Of course, one of my favorite things about bird hunting any species is that just when you think you have them figured out, that's when they end up tricking you. We had walked an area along a creek, where Porter was picking up enough scent that it almost it difficult for him to pinpoint and locate a bird between a pile of brush, and the edge of the creek. Pacing back and fourth, the bird finally flew across the creek in the opposite direction of where we had set up to take a shot at it. Once it had passed through the treeline along the creek, we lost sight of it quickly, and Porter seemed as frustrated by the missed opportunity as we did. A young dog with lots of energy and enthusiasm, he probably put in twenty times the mileage running circles full steam ahead until he picked up a scent for us, but never showed any signs of letting up.
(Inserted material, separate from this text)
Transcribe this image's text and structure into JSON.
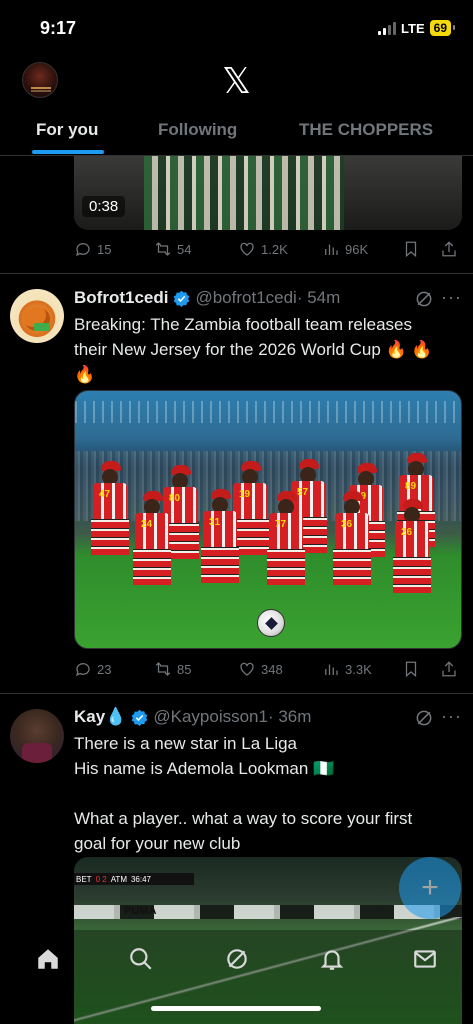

While walking around, we all took a short stop to snack on some apples from a tree in the field that was mainly there as a food source for deer. "These apples are delicious, man these deer are spoiled!" said Kevin. It wasn't long before Kevin was leaned over heaving again, making applesauce. In spite of not being able to keep anything down, he hung in there for the hunt. Walking nearly the length of the ranch, we doubled back towards the area where we began, and Troy spotted another bird running in the open near some of the ponds in the distance. We approached the ponds and spread out, pushing the bird towards the water. Porter went on point right near the edge of the water, and Kevin put just enough shot in the bird to let it cross the pond, where Porter finished the deed.

Part of my learning experience was comparing my knowledge of turkey behavior in relevance to water acting as a boundary for ground movement. With a well executed shot from a hunter that was struggling to feel a hundred percent, we decided it was picture time and maybe if we got home a little early, Troy could get in an evening deer hunt. But as we were snapping away, Troy picked up on the sound of a rooster not far away. After Porter posed for a few pictures with us, he went right back to work, and surprisingly enough pointed on the bird less than 50 feet from where we had stopped to take some snapshots. When the bird flew, Kevin and I shot simultaneously, and a cloud rained feathers from the sky for what seemed like several minutes, leaving feathers littered on the ground like confetti from a pheasant pinata. The well placed and well timed shots that Kevin and I shared seemed as sobering and energizing as a cup of coffee. Adding to our renewed enthusiasm, Troy heard another rooster in the distance, and agreeing there was no sense in leaving until we found it, we gave chase in it's direction.

This time, Porter caught scent in some thick brush in a ditch we had walked over, and we set up on both sides of it, ready for anything and not leaving any lane for it to escape. The bird flew up perfectly into my lane, and I swear I missed the first shot just because the beauty of it's colors in flight struck me with awe. Then I quickly gathered myself for a second shot that knocked it down. I was grateful for it being such a well intact bird, and started daydreaming of using it's hackle to tie flies and catch redband trout as we trekked back to the truck to give Porter his bacon rewards for putting us on birds all afternoon.